The surfaces of objects in the nature can be thought of as random rough surfaces at the laser wavelength scale. According to the correlation of the height distribution, they can be divided into one-dimensional (1D) and twodimensional (2D) random rough surfaces. They can modulate the fully polarized incident light, and the scattered light carries the information of material and microstructure. Understanding this modulation is helpful to extract the target features. The Mueller matrix can characterize this modulation, and the Stokes vector can represent the scattered light. In this paper, a large number of 1D and 2D random rough surfaces were generated to simulate the target surfaces by frequency domain filtering, and the statistical stability of Mueller matrix and Stokes vector of the rough surfaces was obtained by Monte Carlo method. The results showed that for 1D rough surfaces of metal and dielectric, m34 and m43 of the Mueller matrix had obvious difference. Due to coupling, the Mueller matrices of 1D and 2D rough surfaces were obviously different. Metal rough surface could make 45º polarized light into elliptically. However, the dielectric rough surface had no such conversion ability. This difference had nothing to do with the roughness, but only with the property of the material. We could effectively identify metal targets by the difference. This conclusion provided a new theoretical basis for the design of laser detection and target recognition system.

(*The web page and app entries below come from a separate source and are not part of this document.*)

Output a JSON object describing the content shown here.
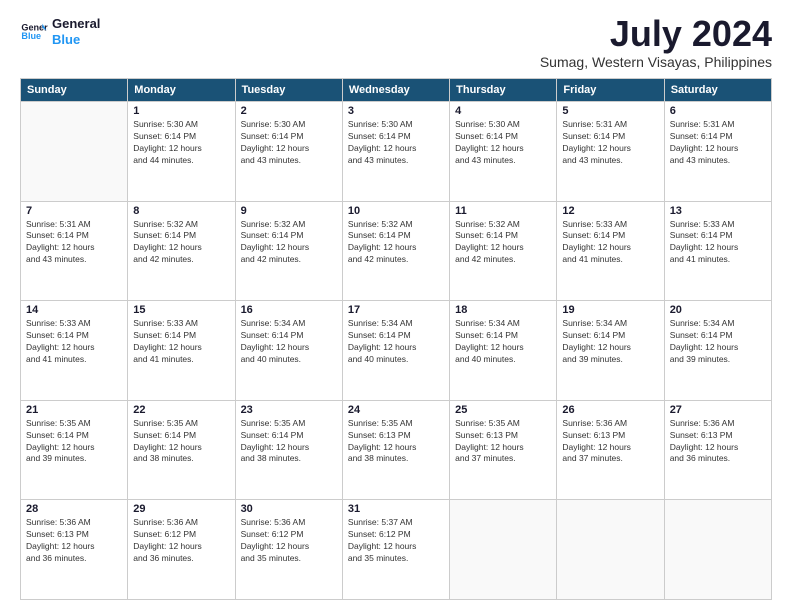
{
  "logo": {
    "line1": "General",
    "line2": "Blue"
  },
  "title": "July 2024",
  "location": "Sumag, Western Visayas, Philippines",
  "weekdays": [
    "Sunday",
    "Monday",
    "Tuesday",
    "Wednesday",
    "Thursday",
    "Friday",
    "Saturday"
  ],
  "weeks": [
    [
      {
        "day": "",
        "info": ""
      },
      {
        "day": "1",
        "info": "Sunrise: 5:30 AM\nSunset: 6:14 PM\nDaylight: 12 hours\nand 44 minutes."
      },
      {
        "day": "2",
        "info": "Sunrise: 5:30 AM\nSunset: 6:14 PM\nDaylight: 12 hours\nand 43 minutes."
      },
      {
        "day": "3",
        "info": "Sunrise: 5:30 AM\nSunset: 6:14 PM\nDaylight: 12 hours\nand 43 minutes."
      },
      {
        "day": "4",
        "info": "Sunrise: 5:30 AM\nSunset: 6:14 PM\nDaylight: 12 hours\nand 43 minutes."
      },
      {
        "day": "5",
        "info": "Sunrise: 5:31 AM\nSunset: 6:14 PM\nDaylight: 12 hours\nand 43 minutes."
      },
      {
        "day": "6",
        "info": "Sunrise: 5:31 AM\nSunset: 6:14 PM\nDaylight: 12 hours\nand 43 minutes."
      }
    ],
    [
      {
        "day": "7",
        "info": "Sunrise: 5:31 AM\nSunset: 6:14 PM\nDaylight: 12 hours\nand 43 minutes."
      },
      {
        "day": "8",
        "info": "Sunrise: 5:32 AM\nSunset: 6:14 PM\nDaylight: 12 hours\nand 42 minutes."
      },
      {
        "day": "9",
        "info": "Sunrise: 5:32 AM\nSunset: 6:14 PM\nDaylight: 12 hours\nand 42 minutes."
      },
      {
        "day": "10",
        "info": "Sunrise: 5:32 AM\nSunset: 6:14 PM\nDaylight: 12 hours\nand 42 minutes."
      },
      {
        "day": "11",
        "info": "Sunrise: 5:32 AM\nSunset: 6:14 PM\nDaylight: 12 hours\nand 42 minutes."
      },
      {
        "day": "12",
        "info": "Sunrise: 5:33 AM\nSunset: 6:14 PM\nDaylight: 12 hours\nand 41 minutes."
      },
      {
        "day": "13",
        "info": "Sunrise: 5:33 AM\nSunset: 6:14 PM\nDaylight: 12 hours\nand 41 minutes."
      }
    ],
    [
      {
        "day": "14",
        "info": "Sunrise: 5:33 AM\nSunset: 6:14 PM\nDaylight: 12 hours\nand 41 minutes."
      },
      {
        "day": "15",
        "info": "Sunrise: 5:33 AM\nSunset: 6:14 PM\nDaylight: 12 hours\nand 41 minutes."
      },
      {
        "day": "16",
        "info": "Sunrise: 5:34 AM\nSunset: 6:14 PM\nDaylight: 12 hours\nand 40 minutes."
      },
      {
        "day": "17",
        "info": "Sunrise: 5:34 AM\nSunset: 6:14 PM\nDaylight: 12 hours\nand 40 minutes."
      },
      {
        "day": "18",
        "info": "Sunrise: 5:34 AM\nSunset: 6:14 PM\nDaylight: 12 hours\nand 40 minutes."
      },
      {
        "day": "19",
        "info": "Sunrise: 5:34 AM\nSunset: 6:14 PM\nDaylight: 12 hours\nand 39 minutes."
      },
      {
        "day": "20",
        "info": "Sunrise: 5:34 AM\nSunset: 6:14 PM\nDaylight: 12 hours\nand 39 minutes."
      }
    ],
    [
      {
        "day": "21",
        "info": "Sunrise: 5:35 AM\nSunset: 6:14 PM\nDaylight: 12 hours\nand 39 minutes."
      },
      {
        "day": "22",
        "info": "Sunrise: 5:35 AM\nSunset: 6:14 PM\nDaylight: 12 hours\nand 38 minutes."
      },
      {
        "day": "23",
        "info": "Sunrise: 5:35 AM\nSunset: 6:14 PM\nDaylight: 12 hours\nand 38 minutes."
      },
      {
        "day": "24",
        "info": "Sunrise: 5:35 AM\nSunset: 6:13 PM\nDaylight: 12 hours\nand 38 minutes."
      },
      {
        "day": "25",
        "info": "Sunrise: 5:35 AM\nSunset: 6:13 PM\nDaylight: 12 hours\nand 37 minutes."
      },
      {
        "day": "26",
        "info": "Sunrise: 5:36 AM\nSunset: 6:13 PM\nDaylight: 12 hours\nand 37 minutes."
      },
      {
        "day": "27",
        "info": "Sunrise: 5:36 AM\nSunset: 6:13 PM\nDaylight: 12 hours\nand 36 minutes."
      }
    ],
    [
      {
        "day": "28",
        "info": "Sunrise: 5:36 AM\nSunset: 6:13 PM\nDaylight: 12 hours\nand 36 minutes."
      },
      {
        "day": "29",
        "info": "Sunrise: 5:36 AM\nSunset: 6:12 PM\nDaylight: 12 hours\nand 36 minutes."
      },
      {
        "day": "30",
        "info": "Sunrise: 5:36 AM\nSunset: 6:12 PM\nDaylight: 12 hours\nand 35 minutes."
      },
      {
        "day": "31",
        "info": "Sunrise: 5:37 AM\nSunset: 6:12 PM\nDaylight: 12 hours\nand 35 minutes."
      },
      {
        "day": "",
        "info": ""
      },
      {
        "day": "",
        "info": ""
      },
      {
        "day": "",
        "info": ""
      }
    ]
  ]
}
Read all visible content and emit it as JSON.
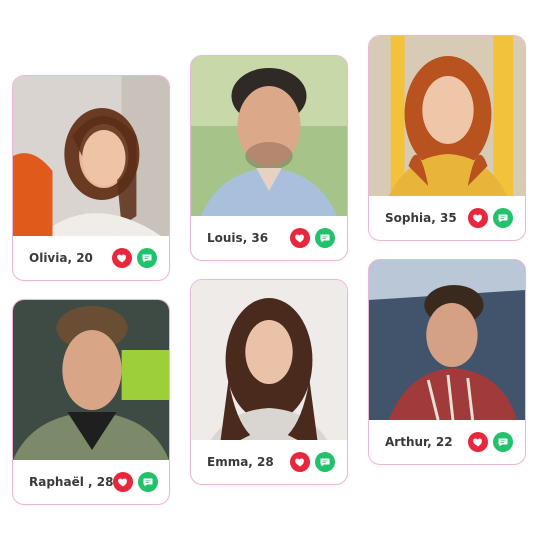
{
  "colors": {
    "like": "#e8263c",
    "chat": "#22c16b",
    "border": "#e8b9d6"
  },
  "icons": {
    "like": "heart-icon",
    "chat": "chat-bubble-icon"
  },
  "profiles": [
    {
      "name": "Olivia, 20"
    },
    {
      "name": "Louis, 36"
    },
    {
      "name": "Sophia, 35"
    },
    {
      "name": "Raphaël , 28"
    },
    {
      "name": "Emma, 28"
    },
    {
      "name": "Arthur, 22"
    }
  ]
}
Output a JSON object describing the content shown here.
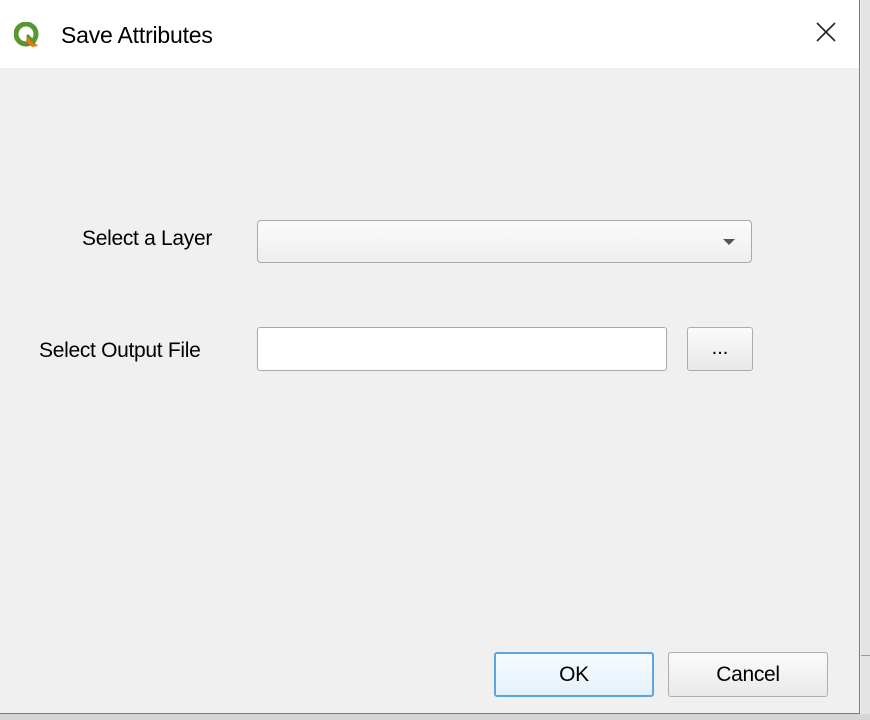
{
  "window": {
    "title": "Save Attributes",
    "app_icon": "qgis-icon",
    "close_icon": "close-icon"
  },
  "form": {
    "layer_label": "Select a Layer",
    "layer_value": "",
    "output_label": "Select Output File",
    "output_value": "",
    "browse_label": "..."
  },
  "buttons": {
    "ok_label": "OK",
    "cancel_label": "Cancel"
  },
  "colors": {
    "qgis_green": "#589632",
    "qgis_yellow": "#ee7913",
    "ok_border": "#5ba6e0"
  }
}
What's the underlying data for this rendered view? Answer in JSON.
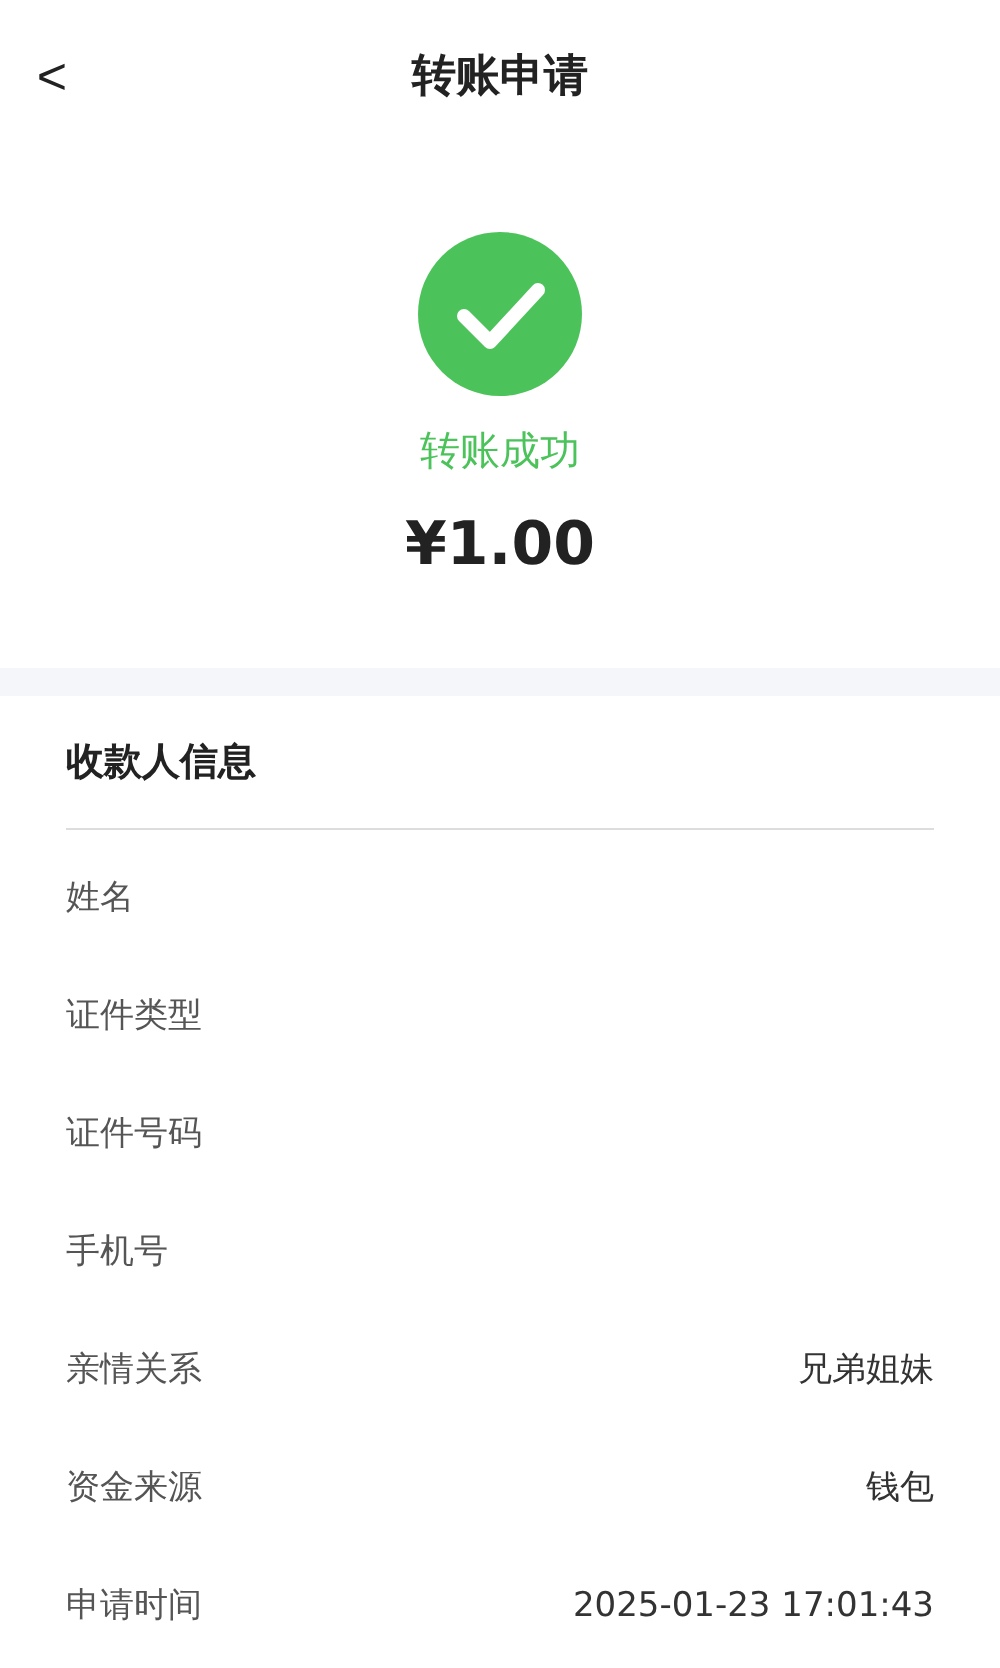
{
  "header": {
    "back": "<",
    "title": "转账申请"
  },
  "result": {
    "status": "转账成功",
    "amount": "¥1.00"
  },
  "payee": {
    "title": "收款人信息",
    "rows": [
      {
        "label": "姓名"
      },
      {
        "label": "证件类型"
      },
      {
        "label": "证件号码"
      },
      {
        "label": "手机号"
      },
      {
        "label": "亲情关系",
        "value": "兄弟姐妹"
      },
      {
        "label": "资金来源",
        "value": "钱包"
      },
      {
        "label": "申请时间",
        "value": "2025-01-23 17:01:43"
      }
    ]
  }
}
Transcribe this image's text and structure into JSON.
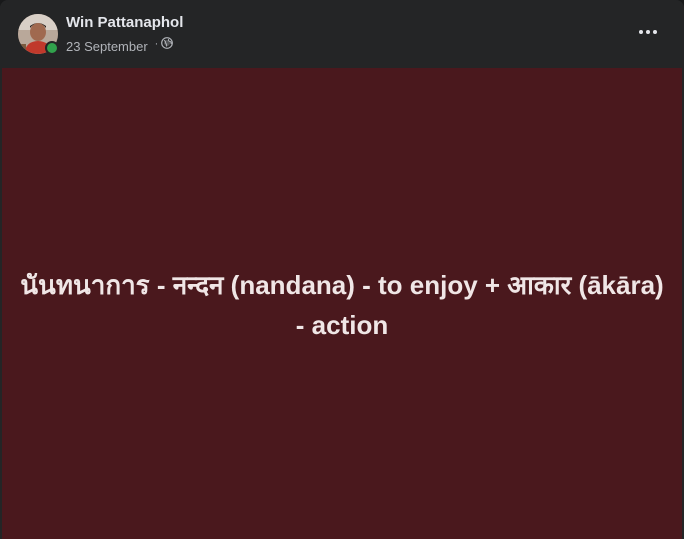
{
  "post": {
    "author_name": "Win Pattanaphol",
    "timestamp": "23 September",
    "separator": "·",
    "audience_icon": "globe-icon",
    "more_icon": "more-dots-icon",
    "status": "online",
    "card_text": "นันทนาการ - नन्दन (nandana) - to enjoy + आकार (ākāra) - action",
    "card_background": "#4a181d",
    "online_color": "#31a24c"
  }
}
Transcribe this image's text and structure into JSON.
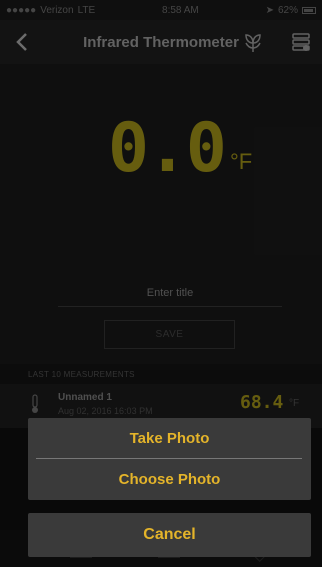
{
  "statusbar": {
    "signal": "●●●●●",
    "carrier": "Verizon",
    "network": "LTE",
    "time": "8:58 AM",
    "battery_pct": "62%"
  },
  "nav": {
    "title": "Infrared Thermometer",
    "back_icon": "back-chevron-icon",
    "leaf_icon": "leaf-icon",
    "db_icon": "database-icon"
  },
  "reading": {
    "value": "0.0",
    "unit": "°F"
  },
  "form": {
    "title_placeholder": "Enter title",
    "save_label": "SAVE"
  },
  "measurements": {
    "header": "LAST 10 MEASUREMENTS",
    "items": [
      {
        "name": "Unnamed 1",
        "date": "Aug 02, 2016 16:03 PM",
        "value": "68.4",
        "unit": "°F"
      }
    ]
  },
  "action_sheet": {
    "take_photo": "Take Photo",
    "choose_photo": "Choose Photo",
    "cancel": "Cancel"
  },
  "colors": {
    "accent": "#b0a11a",
    "sheet_text": "#e4b42a",
    "sheet_bg": "#3a3a3a"
  }
}
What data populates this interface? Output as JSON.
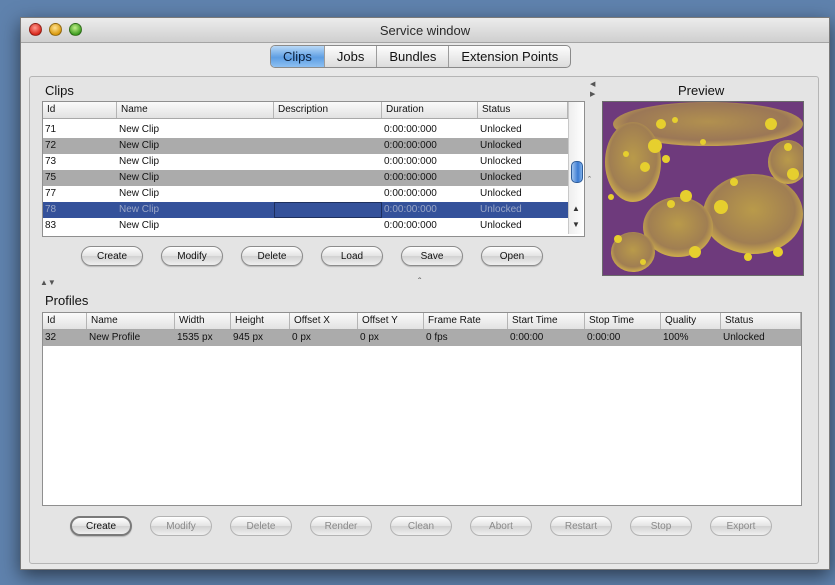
{
  "window": {
    "title": "Service window"
  },
  "tabs": [
    {
      "label": "Clips",
      "active": true
    },
    {
      "label": "Jobs",
      "active": false
    },
    {
      "label": "Bundles",
      "active": false
    },
    {
      "label": "Extension Points",
      "active": false
    }
  ],
  "clips": {
    "section_label": "Clips",
    "columns": [
      "Id",
      "Name",
      "Description",
      "Duration",
      "Status"
    ],
    "rows": [
      {
        "id": "71",
        "name": "New Clip",
        "description": "",
        "duration": "0:00:00:000",
        "status": "Unlocked"
      },
      {
        "id": "72",
        "name": "New Clip",
        "description": "",
        "duration": "0:00:00:000",
        "status": "Unlocked"
      },
      {
        "id": "73",
        "name": "New Clip",
        "description": "",
        "duration": "0:00:00:000",
        "status": "Unlocked"
      },
      {
        "id": "75",
        "name": "New Clip",
        "description": "",
        "duration": "0:00:00:000",
        "status": "Unlocked"
      },
      {
        "id": "77",
        "name": "New Clip",
        "description": "",
        "duration": "0:00:00:000",
        "status": "Unlocked"
      },
      {
        "id": "78",
        "name": "New Clip",
        "description": "",
        "duration": "0:00:00:000",
        "status": "Unlocked",
        "selected": true
      },
      {
        "id": "83",
        "name": "New Clip",
        "description": "",
        "duration": "0:00:00:000",
        "status": "Unlocked"
      }
    ],
    "buttons": [
      "Create",
      "Modify",
      "Delete",
      "Load",
      "Save",
      "Open"
    ]
  },
  "preview": {
    "label": "Preview"
  },
  "profiles": {
    "section_label": "Profiles",
    "columns": [
      "Id",
      "Name",
      "Width",
      "Height",
      "Offset X",
      "Offset Y",
      "Frame Rate",
      "Start Time",
      "Stop Time",
      "Quality",
      "Status"
    ],
    "rows": [
      {
        "id": "32",
        "name": "New Profile",
        "width": "1535 px",
        "height": "945 px",
        "offset_x": "0 px",
        "offset_y": "0 px",
        "frame_rate": "0 fps",
        "start_time": "0:00:00",
        "stop_time": "0:00:00",
        "quality": "100%",
        "status": "Unlocked"
      }
    ],
    "buttons": [
      {
        "label": "Create",
        "enabled": true
      },
      {
        "label": "Modify",
        "enabled": false
      },
      {
        "label": "Delete",
        "enabled": false
      },
      {
        "label": "Render",
        "enabled": false
      },
      {
        "label": "Clean",
        "enabled": false
      },
      {
        "label": "Abort",
        "enabled": false
      },
      {
        "label": "Restart",
        "enabled": false
      },
      {
        "label": "Stop",
        "enabled": false
      },
      {
        "label": "Export",
        "enabled": false
      }
    ]
  },
  "colors": {
    "selection": "#34519a",
    "alt_row": "#ababab",
    "desktop": "#5f82ad",
    "preview_purple": "#6e3a7c",
    "preview_gold": "#d8b63a"
  }
}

The laser has good coherence and its polarization is easy to modulate. It is an important light source. The surfaces of common objects can be regarded as random rough surfaces at the laser wavelength scale. Random rough surface modulates incident polarized light, and the scattered light contains the information of geometric profile and physical properties of the target surface. For the laser detection system, it is important to perceive the high dimensional information which was contained in the target echo signal. In this paper, the Stokes vector was used to describe the scattered light. The virtual instrument technology was adopted to develop a laser scattering measurement system. The Labview software that running on the computer issued control commands to microcontroller unit (MCU) by serial port communication. We made a high precision digital light detector. The MCU obtained the scattered light intensity from the photoelectric sensor via I2C bus. The incident light was modulated to two typical linearly polarized light using a polaroid and a half wave plate. The Stokes vector could describe the state of the scattered light completely, and which was measured by the polarization detection system. The Stokes vector of all angular hemispheric space backscattering light was measured. The results showed that the scattered light on the surface of metal object appeared circularly polarized component. However, the circular polarized component of the scattered light on the dielectric target surface was almost zero. The above conclusions could provide theoretical basis for the laser detection system to identify metal targets.
The surface of target is thought of as random rough surface at laser wavelength scale, which can modulate the incident light, and the information of material and texture of which is carried by the scattered light. Understanding this modulation is helpful to improve the accuracy of target recognition. In this paper, a large number of random rough surfaces were generated to simulate the surface of target by frequency domain filtering, and the statistical stability of Stokes vector of scattered light was obtained by Monte Carlo method. The results showed that the intensity and peak position of the scattered light had obviously difference under different polarized incident light. As the angle between the polarized direction of the incident light and the incident plane changed, the scattered light from the dielectric rough surface remained linearly polarized, however the scattered light from the metal rough surface turned elliptically polarized. We believed that the research could provide a new criterion for laser detection and measurement system to distinguish the materials and roughness of targets.